── Excerpted data

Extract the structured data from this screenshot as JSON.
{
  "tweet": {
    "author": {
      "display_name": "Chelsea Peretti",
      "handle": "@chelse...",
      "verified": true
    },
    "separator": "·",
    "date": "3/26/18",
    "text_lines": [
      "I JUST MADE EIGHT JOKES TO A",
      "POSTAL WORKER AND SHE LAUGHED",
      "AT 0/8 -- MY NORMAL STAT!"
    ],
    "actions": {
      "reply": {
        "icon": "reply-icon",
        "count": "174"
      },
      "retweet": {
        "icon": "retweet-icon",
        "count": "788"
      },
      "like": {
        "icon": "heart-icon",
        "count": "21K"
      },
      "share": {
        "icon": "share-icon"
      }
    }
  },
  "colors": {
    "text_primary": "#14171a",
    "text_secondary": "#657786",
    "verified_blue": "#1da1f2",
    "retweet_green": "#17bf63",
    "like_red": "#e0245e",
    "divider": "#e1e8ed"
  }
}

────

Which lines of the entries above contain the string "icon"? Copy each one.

§ Answer
        "icon": "reply-icon",
        "icon": "retweet-icon",
        "icon": "heart-icon",
        "icon": "share-icon"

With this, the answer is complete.